The average age of the American sewer system is 50 years old. The 85 mile Delaware Aqueduct is 70 years old and provides half the drinking water for New York City. Because it is leaking up from the ground at the rate of 25 million gallons a day it is literally sinking from below the small town of Wawarsing in upstate New York. Because there is no alternative source for shutting the water down, this town will eventually succumb to the rising waters and simply cease to exist. And because 25 million gallons of water a day to a city the size of New York is such a tiny number compared to what the aqueduct delivers, it simply doesn’t make sense to shut it down to fix it. Unfortunately for the big picture thinkers this is a self-correcting problem. Eventually the aqueduct will collapse, at least in the Wawarsing, area and the flow will be stopped by an act of ignorance.
Will we drink our own sewage? Yup. In fact in some countries recovering waste water to provide drinkable water is already a matter of fact. Here in the United States as our sewage system breaks down we will be forced to make that choice. Contaminates in some water are so bad that towns like Maywood, California (just outside Los Angeles) have only brown water to drink. The government tells them it’s safe to drink. Would you drink brown water with a metallic taste?
It sounds like something straight out of The Wizard of Oz…”Sinkholes, Sewage and Bridges, Oh my!” But we are good at listing our problems, if nothing else. Who has solutions?
Rather than going on with all the particulars of America’s decline, I will simply post the 2009 report card given on our infrastructure by the American Society of Civil Engineers (ASCE).
Drinking Water D-
Hazardous Waste D
Inland Waterways D-
Public Parks and Recreation C-
Solid Waste C+
America's Infrastructure GPA: D
Estimated 5 Year Investment Need: $2.2 Trillion
The Crime of Redundancy
Sooner than later we will have to put people back to work adding more cars to an already unstable highway system and insufferable gridlock. These expanded commercial areas will be placing more demand on our electrical system and calling for more sewer and water delivery. Dramatically off balance from decades of irreversible fluctuations in everything from market conditions to architecture, stretching our infrastructure thinner is not a solution we can abide.
The biggest crime in all this is not so much our needs but our insufferable ignorance and systematic abuse of the environment and the existing resources at our disposal. The Bosson Group has a plan to reduce the pressure on all these structures and provide immediate temporary relief. Believe it or not we have a program of abatement that will allow us to catch our collective breath and continue to support our economic appetite. We can reorganize and redirect our capital to fix the most badly affected portions of our infrastructure while reducing gridlock, dependency on fossil fuels and the demand for property needs including more unnecessary connections to water, electricity and road wear and tear.

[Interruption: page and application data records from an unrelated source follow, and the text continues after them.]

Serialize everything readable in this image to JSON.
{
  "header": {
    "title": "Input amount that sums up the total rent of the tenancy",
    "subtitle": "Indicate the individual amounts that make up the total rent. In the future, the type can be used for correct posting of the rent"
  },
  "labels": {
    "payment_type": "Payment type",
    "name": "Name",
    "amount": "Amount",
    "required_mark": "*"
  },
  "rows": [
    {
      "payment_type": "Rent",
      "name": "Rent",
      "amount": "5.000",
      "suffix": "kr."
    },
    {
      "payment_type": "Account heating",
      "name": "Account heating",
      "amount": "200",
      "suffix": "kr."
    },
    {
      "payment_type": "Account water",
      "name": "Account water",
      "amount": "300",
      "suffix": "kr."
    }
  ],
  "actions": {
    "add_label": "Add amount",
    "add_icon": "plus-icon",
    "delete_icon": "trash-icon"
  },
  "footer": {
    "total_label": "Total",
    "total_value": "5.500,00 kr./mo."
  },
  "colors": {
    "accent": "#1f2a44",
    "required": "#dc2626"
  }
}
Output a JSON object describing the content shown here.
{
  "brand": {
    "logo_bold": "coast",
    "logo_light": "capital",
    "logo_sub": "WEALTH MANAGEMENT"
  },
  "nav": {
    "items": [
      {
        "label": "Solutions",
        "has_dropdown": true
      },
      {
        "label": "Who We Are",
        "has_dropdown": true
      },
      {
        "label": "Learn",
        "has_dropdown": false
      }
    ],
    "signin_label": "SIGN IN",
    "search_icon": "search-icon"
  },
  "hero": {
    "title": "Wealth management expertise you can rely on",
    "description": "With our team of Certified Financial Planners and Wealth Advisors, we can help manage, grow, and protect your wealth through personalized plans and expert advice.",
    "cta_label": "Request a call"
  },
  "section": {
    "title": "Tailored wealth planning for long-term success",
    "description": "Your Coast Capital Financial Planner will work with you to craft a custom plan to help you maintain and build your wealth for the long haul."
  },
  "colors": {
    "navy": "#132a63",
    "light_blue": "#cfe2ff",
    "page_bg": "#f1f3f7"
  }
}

By strategically deploying our telecommuting program, we can intelligently move large sections of Americans to work from home positions. Tethered Communities™ are seamless home to work environments that reduce employer costs, increase productivity and reduce the demand on power and fuel. These awful problems which are compounded by unemployment will become intolerable with a major shift toward employment.
As Americans we will have to face a grim reality and change our selfish “have it your way” attitude. We are going to have to learn to share and play nice with one another. By using Tethered Communities™ we can begin to ease the burden of redundancy. And in the end redundancy is the single largest factor contributing to our crumbling structure.
For more information contact Frank Bosson at firstname.lastname@example.org or call 209.642.2821.